RECORDS FOR THIS TASK:

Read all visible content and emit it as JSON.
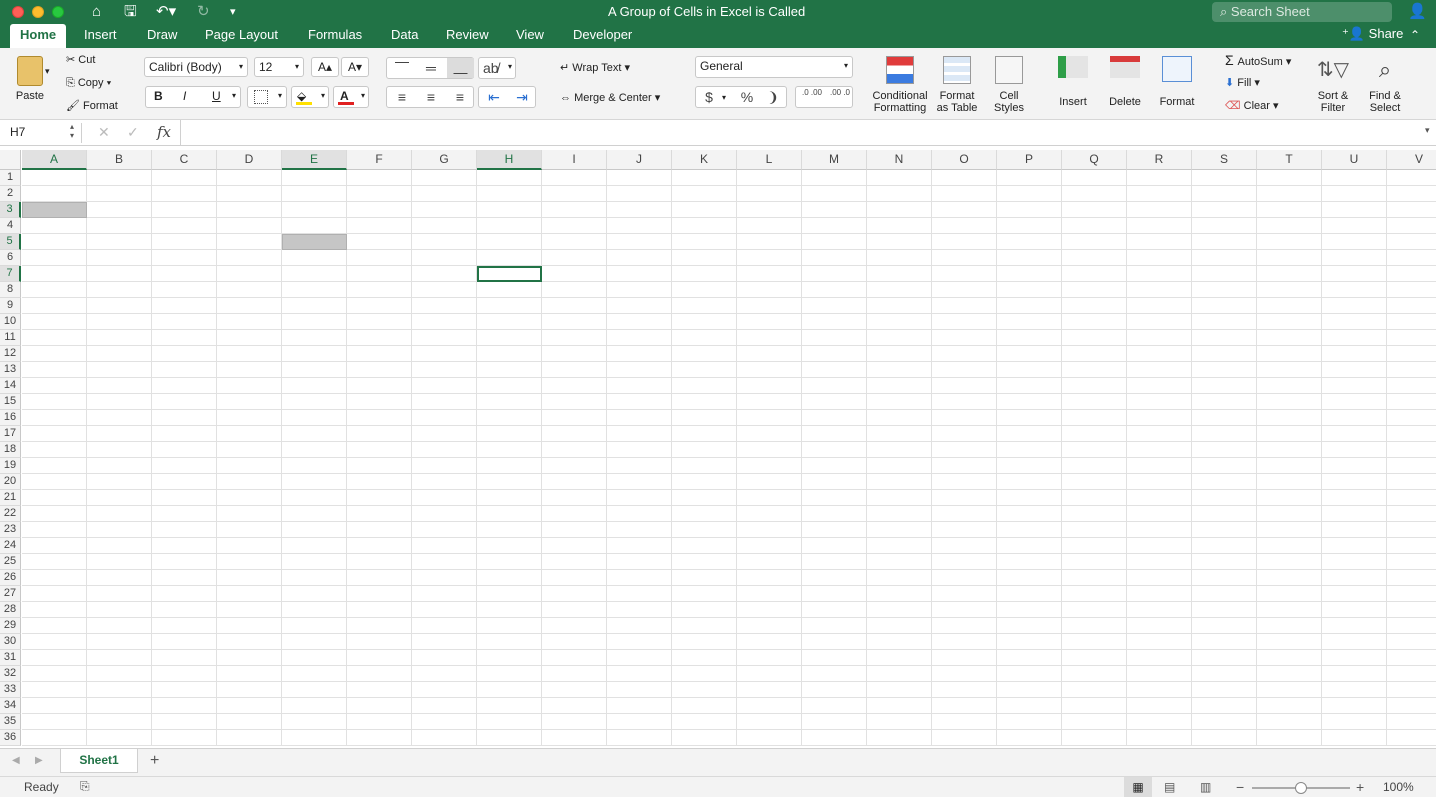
{
  "window": {
    "title": "A Group of Cells in Excel is Called"
  },
  "search": {
    "placeholder": "Search Sheet"
  },
  "tabs": [
    "Home",
    "Insert",
    "Draw",
    "Page Layout",
    "Formulas",
    "Data",
    "Review",
    "View",
    "Developer"
  ],
  "share_label": "Share",
  "clipboard": {
    "paste": "Paste",
    "cut": "Cut",
    "copy": "Copy",
    "format": "Format"
  },
  "font": {
    "name": "Calibri (Body)",
    "size": "12",
    "bold": "B",
    "italic": "I",
    "underline": "U"
  },
  "alignment": {
    "wrap_text": "Wrap Text",
    "merge_center": "Merge & Center"
  },
  "number": {
    "format": "General",
    "currency": "$",
    "percent": "%",
    "comma": "❩",
    "inc_decimal": ".0 .00",
    "dec_decimal": ".00 .0"
  },
  "styles": {
    "conditional": [
      "Conditional",
      "Formatting"
    ],
    "format_table": [
      "Format",
      "as Table"
    ],
    "cell_styles": [
      "Cell",
      "Styles"
    ]
  },
  "cells_group": {
    "insert": "Insert",
    "delete": "Delete",
    "format": "Format"
  },
  "editing": {
    "autosum": "AutoSum",
    "fill": "Fill",
    "clear": "Clear",
    "sort_filter": [
      "Sort &",
      "Filter"
    ],
    "find_select": [
      "Find &",
      "Select"
    ]
  },
  "formula_bar": {
    "name_box": "H7",
    "fx": "fx",
    "value": ""
  },
  "columns": [
    "A",
    "B",
    "C",
    "D",
    "E",
    "F",
    "G",
    "H",
    "I",
    "J",
    "K",
    "L",
    "M",
    "N",
    "O",
    "P",
    "Q",
    "R",
    "S",
    "T",
    "U",
    "V"
  ],
  "rows": [
    "1",
    "2",
    "3",
    "4",
    "5",
    "6",
    "7",
    "8",
    "9",
    "10",
    "11",
    "12",
    "13",
    "14",
    "15",
    "16",
    "17",
    "18",
    "19",
    "20",
    "21",
    "22",
    "23",
    "24",
    "25",
    "26",
    "27",
    "28",
    "29",
    "30",
    "31",
    "32",
    "33",
    "34",
    "35",
    "36"
  ],
  "selection": {
    "active_cell": "H7",
    "highlighted_cells": [
      "A3",
      "E5"
    ],
    "highlighted_columns": [
      "A",
      "E",
      "H"
    ],
    "highlighted_rows": [
      "3",
      "5",
      "7"
    ]
  },
  "sheets": [
    "Sheet1"
  ],
  "status": {
    "ready": "Ready",
    "zoom": "100%"
  },
  "colors": {
    "brand": "#217346",
    "highlight": "#c6c6c6",
    "selection_border": "#217346"
  }
}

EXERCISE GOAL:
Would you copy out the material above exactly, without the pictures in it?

ANSWER AREA:
Read all visible content and emit it as JSON.
{
  "window": {
    "title": "A Group of Cells in Excel is Called"
  },
  "search": {
    "placeholder": "Search Sheet"
  },
  "tabs": [
    "Home",
    "Insert",
    "Draw",
    "Page Layout",
    "Formulas",
    "Data",
    "Review",
    "View",
    "Developer"
  ],
  "share_label": "Share",
  "clipboard": {
    "paste": "Paste",
    "cut": "Cut",
    "copy": "Copy",
    "format": "Format"
  },
  "font": {
    "name": "Calibri (Body)",
    "size": "12",
    "bold": "B",
    "italic": "I",
    "underline": "U"
  },
  "alignment": {
    "wrap_text": "Wrap Text",
    "merge_center": "Merge & Center"
  },
  "number": {
    "format": "General",
    "currency": "$",
    "percent": "%",
    "comma": "❩",
    "inc_decimal": ".0 .00",
    "dec_decimal": ".00 .0"
  },
  "styles": {
    "conditional": [
      "Conditional",
      "Formatting"
    ],
    "format_table": [
      "Format",
      "as Table"
    ],
    "cell_styles": [
      "Cell",
      "Styles"
    ]
  },
  "cells_group": {
    "insert": "Insert",
    "delete": "Delete",
    "format": "Format"
  },
  "editing": {
    "autosum": "AutoSum",
    "fill": "Fill",
    "clear": "Clear",
    "sort_filter": [
      "Sort &",
      "Filter"
    ],
    "find_select": [
      "Find &",
      "Select"
    ]
  },
  "formula_bar": {
    "name_box": "H7",
    "fx": "fx",
    "value": ""
  },
  "columns": [
    "A",
    "B",
    "C",
    "D",
    "E",
    "F",
    "G",
    "H",
    "I",
    "J",
    "K",
    "L",
    "M",
    "N",
    "O",
    "P",
    "Q",
    "R",
    "S",
    "T",
    "U",
    "V"
  ],
  "rows": [
    "1",
    "2",
    "3",
    "4",
    "5",
    "6",
    "7",
    "8",
    "9",
    "10",
    "11",
    "12",
    "13",
    "14",
    "15",
    "16",
    "17",
    "18",
    "19",
    "20",
    "21",
    "22",
    "23",
    "24",
    "25",
    "26",
    "27",
    "28",
    "29",
    "30",
    "31",
    "32",
    "33",
    "34",
    "35",
    "36"
  ],
  "selection": {
    "active_cell": "H7",
    "highlighted_cells": [
      "A3",
      "E5"
    ],
    "highlighted_columns": [
      "A",
      "E",
      "H"
    ],
    "highlighted_rows": [
      "3",
      "5",
      "7"
    ]
  },
  "sheets": [
    "Sheet1"
  ],
  "status": {
    "ready": "Ready",
    "zoom": "100%"
  },
  "colors": {
    "brand": "#217346",
    "highlight": "#c6c6c6",
    "selection_border": "#217346"
  }
}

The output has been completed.